I have been using GMail since its very first version, back in 2004. For several years, it was my email system of choice, until Google Inbox came along. That was like GMail 2.0 for me. But unfortunately, Google discontinued it some time ago, and so I moved on – to Office 365 (now Microsoft 365). Outlook is a good email solution – but it fails in various areas in which GMail worked for me, and so, GMail became something different for me: My Universal Inbox.

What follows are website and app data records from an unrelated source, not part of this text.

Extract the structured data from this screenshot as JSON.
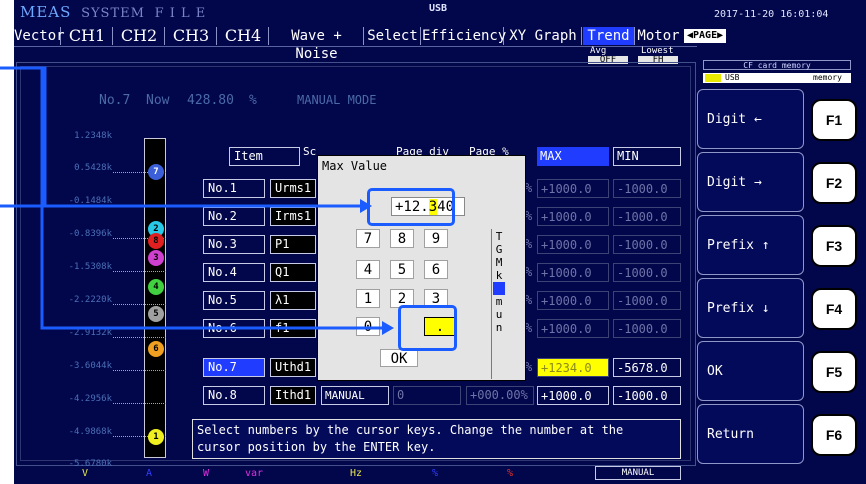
{
  "topbar": {
    "mode_meas": "MEAS",
    "mode_system": "SYSTEM",
    "mode_file": "F I L E",
    "usb": "USB",
    "datetime": "2017-11-20 16:01:04"
  },
  "tabs": [
    {
      "label": "Vector"
    },
    {
      "label": "CH1"
    },
    {
      "label": "CH2"
    },
    {
      "label": "CH3"
    },
    {
      "label": "CH4"
    },
    {
      "label": "Wave + Noise"
    },
    {
      "label": "Select"
    },
    {
      "label": "Efficiency"
    },
    {
      "label": "XY Graph"
    },
    {
      "label": "Trend"
    },
    {
      "label": "Motor"
    }
  ],
  "page_button": "◀PAGE▶",
  "sub_labels": {
    "avg": "Avg",
    "lowest": "Lowest",
    "avg_val": "OFF",
    "low_val": "FH"
  },
  "memory": {
    "cf": "CF card memory",
    "usb": "USB",
    "usb_memory": "memory"
  },
  "status": {
    "no": "No.7",
    "now": "Now",
    "value": "428.80",
    "unit": "%",
    "mode": "MANUAL MODE"
  },
  "scale_labels": [
    "1.2348k",
    "0.5428k",
    "-0.1484k",
    "-0.8396k",
    "-1.5308k",
    "-2.2220k",
    "-2.9132k",
    "-3.6044k",
    "-4.2956k",
    "-4.9868k",
    "-5.6780k"
  ],
  "channels": [
    "7",
    "2",
    "8",
    "3",
    "4",
    "5",
    "6",
    "1"
  ],
  "table": {
    "headers": {
      "item": "Item",
      "scale": "Scale",
      "page_div": "Page div",
      "page_pct": "Page %",
      "max": "MAX",
      "min": "MIN"
    },
    "rows": [
      {
        "no": "No.1",
        "item": "Urms1",
        "max": "+1000.0",
        "min": "-1000.0"
      },
      {
        "no": "No.2",
        "item": "Irms1",
        "max": "+1000.0",
        "min": "-1000.0"
      },
      {
        "no": "No.3",
        "item": "P1",
        "max": "+1000.0",
        "min": "-1000.0"
      },
      {
        "no": "No.4",
        "item": "Q1",
        "max": "+1000.0",
        "min": "-1000.0"
      },
      {
        "no": "No.5",
        "item": "λ1",
        "max": "+1000.0",
        "min": "-1000.0"
      },
      {
        "no": "No.6",
        "item": "f1",
        "max": "+1000.0",
        "min": "-1000.0"
      },
      {
        "no": "No.7",
        "item": "Uthd1",
        "max": "+1234.0",
        "min": "-5678.0"
      },
      {
        "no": "No.8",
        "item": "Ithd1",
        "scale": "MANUAL",
        "page_div": "0",
        "page_pct": "+000.00%",
        "max": "+1000.0",
        "min": "-1000.0"
      }
    ]
  },
  "popup": {
    "title": "Max Value",
    "value_prefix": "+12.",
    "value_cursor": "3",
    "value_suffix": "40",
    "keys": [
      "7",
      "8",
      "9",
      "4",
      "5",
      "6",
      "1",
      "2",
      "3",
      "0",
      "."
    ],
    "ok": "OK",
    "prefixes": [
      "T",
      "G",
      "M",
      "k",
      "",
      "m",
      "u",
      "n"
    ]
  },
  "help": {
    "line1": "Select numbers by the cursor keys. Change the number at the",
    "line2": "cursor position by the ENTER key."
  },
  "function_keys": [
    {
      "key": "F1",
      "label": "Digit ←"
    },
    {
      "key": "F2",
      "label": "Digit →"
    },
    {
      "key": "F3",
      "label": "Prefix ↑"
    },
    {
      "key": "F4",
      "label": "Prefix ↓"
    },
    {
      "key": "F5",
      "label": "OK"
    },
    {
      "key": "F6",
      "label": "Return"
    }
  ],
  "bottom_units": [
    "V",
    "A",
    "W",
    "var",
    "Hz",
    "%",
    "%"
  ],
  "bottom_mode": "MANUAL",
  "colors": {
    "screen_bg": "#02064a",
    "accent": "#1f3cff",
    "highlight": "#ffff00",
    "callout": "#1a5cff"
  }
}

The concept of Universal Inboxes is quite well known from GTD, one of my life saver books. Although I reworked my productivity setup about 300 times over the last 15 years or so, many principles defined by David Allen still hold true. I am still maintaining what David calls a “Project” system (I call it “Topics & Workstreams” in my methodology), and the general concepts of “Inbox Zero”, “Next Action”, “Weekly Reviews” and many others are still at the core of my way of working.
So, how does GMail work as Universal Inbox? It’s as simple as it sounds – whatever happens, whatever I need to note down quickly, I just “post it” to my GMail Inbox. As I am (nearly) the only person still sending emails to that address, it’s not cluttering at all.
Once or twice per day, I run through my Universal Inbox, and with each item, I do one of the following things:
- If it’s a task that I need to complete soon, I mark it with a star. That triggers my Zapier automation in the background, and creates a new todo item in Todoist. I keep the mail item in the inbox for review (weekly clean-up).
- If it is something I needed to keep for reference, I forward or copy/paste the information to Evernote (using my personalized mail address for Evernote). I then archive the mail item, removing it from the GMail inbox.
- If it is something I need to review at some point in the future, I typically make some comment regarding the when & why, by forwarding/replying that information to myself – this basically creates a new item in the email thread, and I technically created a personal note on the original email item. I then use the Snooze function go Mail, which postpones the whole thread to some point in the future, at which it appears again, including the information I attached to it.
- I use the technique of forwarding/replying to myself (often called FRETMY by the pro’s, or “note to self” by noob’s) for many things – it’s a good (and in 99% the only) way to attach personal comments/notes to emails. I use FRETMY to remind me to work on documents (links to Dropbox, OneNote or GMail), or I use it for extending on a though that I had earlier. Funny enough, it is also covering 50% of all use cases for which I used “Note Taking” apps – because more often than not, notes are not being changed, they are just being amended (for “real” quick notes, I mostly use Apple Notes and/or Evernote). The only notes not remaining in GMail are notes that belong to a larger topics or work stream (called “Project” in GTD) – for that, I use another tool which I will share here in the future.
That’s my quick summary of how I use GMail as Universal Inbox (or “Unibox” as the pro’s like to say). In general, I found it to be a very good practice to separate my Unibox from my real email inbox (for which I am using Outlook with a different methodology) – it allows me to selectively use it, and not make every email important by default.
I hope my post was helpful for you – and maybe, you put it in your Unibox, with some FRETMY notes attached to it.